Print each line below verbatim, skipping every picture.

Input for this task START

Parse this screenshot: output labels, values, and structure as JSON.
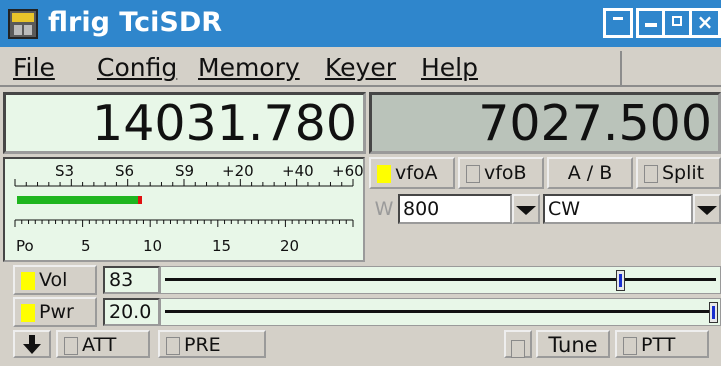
{
  "window": {
    "title": "flrig TciSDR"
  },
  "menu": {
    "items": [
      "File",
      "Config",
      "Memory",
      "Keyer",
      "Help"
    ]
  },
  "vfo": {
    "a_freq": "14031.780",
    "b_freq": "7027.500"
  },
  "meter": {
    "s_scale": [
      "S3",
      "S6",
      "S9",
      "+20",
      "+40",
      "+60"
    ],
    "po_label": "Po",
    "po_scale": [
      "5",
      "10",
      "15",
      "20"
    ],
    "signal_level_fraction": 0.36
  },
  "buttons": {
    "vfoa": "vfoA",
    "vfob": "vfoB",
    "a_b": "A / B",
    "split": "Split",
    "w_label": "W",
    "vol": "Vol",
    "pwr": "Pwr",
    "att": "ATT",
    "pre": "PRE",
    "tune": "Tune",
    "ptt": "PTT"
  },
  "bandwidth": {
    "value": "800"
  },
  "mode": {
    "value": "CW"
  },
  "volume": {
    "value": "83",
    "fraction": 0.83
  },
  "power": {
    "value": "20.0",
    "fraction": 1.0
  },
  "colors": {
    "titlebar": "#2f86cc",
    "led_on": "#ffff00",
    "display_bg": "#e8f7e8",
    "vfob_bg": "#bac3ba"
  },
  "icons": {
    "app": "flrig-app-icon",
    "more": "down-arrow-icon"
  }
}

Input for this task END

## Answer box
Parse this screenshot: output labels, values, and structure as JSON.
{
  "window": {
    "title": "flrig TciSDR"
  },
  "menu": {
    "items": [
      "File",
      "Config",
      "Memory",
      "Keyer",
      "Help"
    ]
  },
  "vfo": {
    "a_freq": "14031.780",
    "b_freq": "7027.500"
  },
  "meter": {
    "s_scale": [
      "S3",
      "S6",
      "S9",
      "+20",
      "+40",
      "+60"
    ],
    "po_label": "Po",
    "po_scale": [
      "5",
      "10",
      "15",
      "20"
    ],
    "signal_level_fraction": 0.36
  },
  "buttons": {
    "vfoa": "vfoA",
    "vfob": "vfoB",
    "a_b": "A / B",
    "split": "Split",
    "w_label": "W",
    "vol": "Vol",
    "pwr": "Pwr",
    "att": "ATT",
    "pre": "PRE",
    "tune": "Tune",
    "ptt": "PTT"
  },
  "bandwidth": {
    "value": "800"
  },
  "mode": {
    "value": "CW"
  },
  "volume": {
    "value": "83",
    "fraction": 0.83
  },
  "power": {
    "value": "20.0",
    "fraction": 1.0
  },
  "colors": {
    "titlebar": "#2f86cc",
    "led_on": "#ffff00",
    "display_bg": "#e8f7e8",
    "vfob_bg": "#bac3ba"
  },
  "icons": {
    "app": "flrig-app-icon",
    "more": "down-arrow-icon"
  }
}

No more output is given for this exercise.